Viola odorata

Also found in: Dictionary, Thesaurus, Encyclopedia, Wikipedia.

sweet violet

A perennial herb that contains flavonoids, methyl salicylate, odoratine (an alkaloid), saponins and volatile oil; it is diuretic, expectorant and mildly sedative.

Chinese medicine
In traditional Chinese medicine, sweet violet has been used for inflammation and mumps. 

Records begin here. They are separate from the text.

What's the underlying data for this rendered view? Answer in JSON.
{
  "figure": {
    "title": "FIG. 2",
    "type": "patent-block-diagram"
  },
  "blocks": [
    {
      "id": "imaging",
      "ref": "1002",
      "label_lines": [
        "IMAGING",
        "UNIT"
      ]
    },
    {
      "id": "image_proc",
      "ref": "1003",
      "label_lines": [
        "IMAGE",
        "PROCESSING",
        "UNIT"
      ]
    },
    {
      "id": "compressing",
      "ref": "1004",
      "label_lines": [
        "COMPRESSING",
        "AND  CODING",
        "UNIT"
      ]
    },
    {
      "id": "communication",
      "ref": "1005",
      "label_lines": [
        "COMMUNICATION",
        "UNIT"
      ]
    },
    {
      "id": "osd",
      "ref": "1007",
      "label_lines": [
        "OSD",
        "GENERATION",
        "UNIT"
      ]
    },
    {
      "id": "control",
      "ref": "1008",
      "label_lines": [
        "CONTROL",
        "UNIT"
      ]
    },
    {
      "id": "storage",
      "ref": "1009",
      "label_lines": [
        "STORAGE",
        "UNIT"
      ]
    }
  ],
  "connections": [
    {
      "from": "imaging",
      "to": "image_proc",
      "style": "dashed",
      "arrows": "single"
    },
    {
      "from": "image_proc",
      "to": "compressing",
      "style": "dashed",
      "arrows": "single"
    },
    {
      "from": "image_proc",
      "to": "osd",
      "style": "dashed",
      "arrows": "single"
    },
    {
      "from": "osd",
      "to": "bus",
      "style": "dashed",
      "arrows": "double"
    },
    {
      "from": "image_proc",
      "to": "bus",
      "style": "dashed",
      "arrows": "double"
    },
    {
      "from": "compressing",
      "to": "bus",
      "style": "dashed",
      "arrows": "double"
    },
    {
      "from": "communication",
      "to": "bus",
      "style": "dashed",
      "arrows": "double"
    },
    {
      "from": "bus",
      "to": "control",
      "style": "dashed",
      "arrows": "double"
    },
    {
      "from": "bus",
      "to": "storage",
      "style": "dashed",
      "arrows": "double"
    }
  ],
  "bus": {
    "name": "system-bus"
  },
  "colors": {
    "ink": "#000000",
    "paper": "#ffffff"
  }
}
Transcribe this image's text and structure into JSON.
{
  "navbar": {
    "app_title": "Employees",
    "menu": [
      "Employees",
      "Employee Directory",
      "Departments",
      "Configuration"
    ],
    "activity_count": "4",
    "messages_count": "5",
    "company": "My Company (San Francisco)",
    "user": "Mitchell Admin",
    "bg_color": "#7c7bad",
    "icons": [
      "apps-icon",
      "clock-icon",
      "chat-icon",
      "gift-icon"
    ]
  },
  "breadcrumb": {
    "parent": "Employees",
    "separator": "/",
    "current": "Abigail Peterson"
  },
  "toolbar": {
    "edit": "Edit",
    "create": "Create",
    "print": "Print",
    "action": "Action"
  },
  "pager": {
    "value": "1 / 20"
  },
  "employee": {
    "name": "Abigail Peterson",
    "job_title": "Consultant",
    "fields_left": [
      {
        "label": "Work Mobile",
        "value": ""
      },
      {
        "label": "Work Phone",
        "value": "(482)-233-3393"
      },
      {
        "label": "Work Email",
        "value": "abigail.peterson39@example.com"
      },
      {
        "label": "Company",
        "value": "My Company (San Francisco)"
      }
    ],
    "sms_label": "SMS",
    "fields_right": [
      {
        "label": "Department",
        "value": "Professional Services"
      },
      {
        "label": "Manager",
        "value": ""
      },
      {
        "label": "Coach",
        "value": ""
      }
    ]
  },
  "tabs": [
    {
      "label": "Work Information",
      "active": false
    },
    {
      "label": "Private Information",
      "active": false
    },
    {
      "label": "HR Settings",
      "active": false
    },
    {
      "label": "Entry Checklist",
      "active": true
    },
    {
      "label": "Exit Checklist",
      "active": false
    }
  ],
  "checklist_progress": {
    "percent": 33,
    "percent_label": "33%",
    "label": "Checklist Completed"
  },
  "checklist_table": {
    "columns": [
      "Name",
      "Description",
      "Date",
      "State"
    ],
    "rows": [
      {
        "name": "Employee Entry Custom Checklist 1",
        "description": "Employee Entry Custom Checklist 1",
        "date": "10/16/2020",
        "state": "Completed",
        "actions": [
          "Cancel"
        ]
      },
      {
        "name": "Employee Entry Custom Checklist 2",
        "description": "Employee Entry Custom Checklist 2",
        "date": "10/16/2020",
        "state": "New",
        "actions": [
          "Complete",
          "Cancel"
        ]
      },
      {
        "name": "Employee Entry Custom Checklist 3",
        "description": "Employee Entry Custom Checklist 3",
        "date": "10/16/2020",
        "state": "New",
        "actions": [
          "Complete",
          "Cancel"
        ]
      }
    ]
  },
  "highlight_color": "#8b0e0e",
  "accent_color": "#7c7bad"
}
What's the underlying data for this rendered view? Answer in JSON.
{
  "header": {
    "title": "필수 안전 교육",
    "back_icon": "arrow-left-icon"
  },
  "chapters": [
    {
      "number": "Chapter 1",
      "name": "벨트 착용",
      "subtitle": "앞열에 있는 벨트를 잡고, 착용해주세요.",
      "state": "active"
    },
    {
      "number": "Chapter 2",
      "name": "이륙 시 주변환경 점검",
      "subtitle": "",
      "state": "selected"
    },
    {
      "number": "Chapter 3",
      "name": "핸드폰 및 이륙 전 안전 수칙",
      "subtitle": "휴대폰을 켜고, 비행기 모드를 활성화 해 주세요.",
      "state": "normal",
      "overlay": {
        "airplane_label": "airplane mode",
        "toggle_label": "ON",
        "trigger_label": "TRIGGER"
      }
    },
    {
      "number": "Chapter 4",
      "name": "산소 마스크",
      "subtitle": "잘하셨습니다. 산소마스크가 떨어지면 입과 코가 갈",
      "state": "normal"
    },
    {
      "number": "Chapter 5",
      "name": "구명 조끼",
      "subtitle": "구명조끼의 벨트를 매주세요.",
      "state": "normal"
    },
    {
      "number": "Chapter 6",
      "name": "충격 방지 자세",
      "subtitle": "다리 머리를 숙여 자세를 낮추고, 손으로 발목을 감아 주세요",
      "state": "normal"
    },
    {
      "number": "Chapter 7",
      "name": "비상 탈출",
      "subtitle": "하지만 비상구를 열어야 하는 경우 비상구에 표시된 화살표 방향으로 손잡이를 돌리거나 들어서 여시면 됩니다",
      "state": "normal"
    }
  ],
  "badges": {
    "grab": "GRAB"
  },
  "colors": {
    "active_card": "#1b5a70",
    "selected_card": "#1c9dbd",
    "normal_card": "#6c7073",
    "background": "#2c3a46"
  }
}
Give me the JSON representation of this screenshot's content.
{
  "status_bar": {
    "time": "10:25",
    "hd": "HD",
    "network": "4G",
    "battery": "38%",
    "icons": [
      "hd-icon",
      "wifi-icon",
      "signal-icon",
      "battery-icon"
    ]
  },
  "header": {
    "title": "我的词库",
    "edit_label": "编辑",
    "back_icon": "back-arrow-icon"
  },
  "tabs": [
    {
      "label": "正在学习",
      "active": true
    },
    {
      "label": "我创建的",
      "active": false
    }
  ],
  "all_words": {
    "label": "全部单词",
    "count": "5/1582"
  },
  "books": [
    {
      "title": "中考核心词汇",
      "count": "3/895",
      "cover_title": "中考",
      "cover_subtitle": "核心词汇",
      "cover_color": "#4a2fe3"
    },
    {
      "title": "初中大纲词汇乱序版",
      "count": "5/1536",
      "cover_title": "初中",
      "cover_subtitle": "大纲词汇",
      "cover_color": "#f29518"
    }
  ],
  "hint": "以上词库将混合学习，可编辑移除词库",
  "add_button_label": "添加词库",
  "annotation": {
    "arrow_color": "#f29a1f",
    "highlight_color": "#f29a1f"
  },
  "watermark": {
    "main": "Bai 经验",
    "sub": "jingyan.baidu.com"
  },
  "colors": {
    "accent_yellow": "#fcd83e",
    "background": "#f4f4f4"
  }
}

Herbal medicine
In Western herbal medicine, sweet violet is used internally for anxiety, hangovers, headaches, insomnia, sore throat and respiratory infections, and topically for cracked nipples; it was once believed to be effective for skin cancer.
Nausea and vomiting.
Segen's Medical Dictionary. © 2012 Farlex, Inc. All rights reserved.
References in periodicals archive ?
Commonly known as the Sweet Violet, Viola odorata was one of the first plants to be grown commercially in Athens in around 400BC and it has been grown for its scent, its medicinal qualities and its cut flowers ever since.
The sweet violet Viola odorata continues to be the most easily recognised, and its hybrid descendants and cultivars are countless.
In Viola odorata (Violaceae), both leaves and petioles of CL plants are much larger than are those of the ancestral CH plants, probably as a result of increased growth rate (acceleration) (Mayers & Lord, 1983a).
VIOLA ODORATA A wonderfully perfumed tiny purple-flowered violet with heartshaped leaves, it thrives in any shaded spot.
I also like iris inguicularis which blooms from November to March with purple flowers and viola odorata, which has white or blue scented flowers from February to April.
The new Bronnley range contains Viola Odorata, a woodland plant traditionally used for treating wounds; Angelica, which eases aches and pains; Nasturtium, which has antiseptic, healing properties; Arnica, a homeopathic remedy for stiffness bruising and shock; Hollyhock, an emolument; Lupin Oil, for its stress relieving effects; Borage Oil, which soothes; Larkspur, Anemone and Dianthus.
Viola odorata (Violet): As an expectorant, it is useful in the treatment of respiratory catarrh.
The sweet violet, Viola odorata, is the violet of herbal tradition, but others may be used in its place with similar results.
ASNOWDROPS have a warm honey scent, but I would suggest violets (Viola odorata), wallflowers, primroses, hyacinths and jonquils (Narcissus jonquilla).
Richly fragrant flowers have made sweet violet (Viola odorata) a long-time favorite of gardeners.